DIRECTIONS FOR THIS TASK: For every line in the material, produce an exact copy.

INPUT RECORDS:
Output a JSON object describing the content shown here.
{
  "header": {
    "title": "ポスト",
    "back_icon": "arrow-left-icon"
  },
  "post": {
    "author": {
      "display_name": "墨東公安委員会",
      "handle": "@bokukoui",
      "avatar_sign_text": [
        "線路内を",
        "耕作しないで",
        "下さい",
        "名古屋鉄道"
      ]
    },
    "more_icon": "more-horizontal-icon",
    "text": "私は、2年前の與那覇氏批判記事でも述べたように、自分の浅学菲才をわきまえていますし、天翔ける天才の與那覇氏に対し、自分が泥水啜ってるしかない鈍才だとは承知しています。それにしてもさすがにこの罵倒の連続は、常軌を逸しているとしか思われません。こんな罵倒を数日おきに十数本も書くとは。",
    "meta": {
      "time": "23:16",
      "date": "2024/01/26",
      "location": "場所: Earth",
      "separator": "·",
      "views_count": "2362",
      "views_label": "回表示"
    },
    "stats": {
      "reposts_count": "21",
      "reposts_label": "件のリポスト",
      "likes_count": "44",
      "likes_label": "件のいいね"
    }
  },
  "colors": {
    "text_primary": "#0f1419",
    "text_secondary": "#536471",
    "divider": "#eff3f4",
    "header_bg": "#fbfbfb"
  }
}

ANSWER TO THIS TASK:
Output a JSON object describing the content shown here.
{
  "header": {
    "title": "ポスト",
    "back_icon": "arrow-left-icon"
  },
  "post": {
    "author": {
      "display_name": "墨東公安委員会",
      "handle": "@bokukoui",
      "avatar_sign_text": [
        "線路内を",
        "耕作しないで",
        "下さい",
        "名古屋鉄道"
      ]
    },
    "more_icon": "more-horizontal-icon",
    "text": "私は、2年前の與那覇氏批判記事でも述べたように、自分の浅学菲才をわきまえていますし、天翔ける天才の與那覇氏に対し、自分が泥水啜ってるしかない鈍才だとは承知しています。それにしてもさすがにこの罵倒の連続は、常軌を逸しているとしか思われません。こんな罵倒を数日おきに十数本も書くとは。",
    "meta": {
      "time": "23:16",
      "date": "2024/01/26",
      "location": "場所: Earth",
      "separator": "·",
      "views_count": "2362",
      "views_label": "回表示"
    },
    "stats": {
      "reposts_count": "21",
      "reposts_label": "件のリポスト",
      "likes_count": "44",
      "likes_label": "件のいいね"
    }
  },
  "colors": {
    "text_primary": "#0f1419",
    "text_secondary": "#536471",
    "divider": "#eff3f4",
    "header_bg": "#fbfbfb"
  }
}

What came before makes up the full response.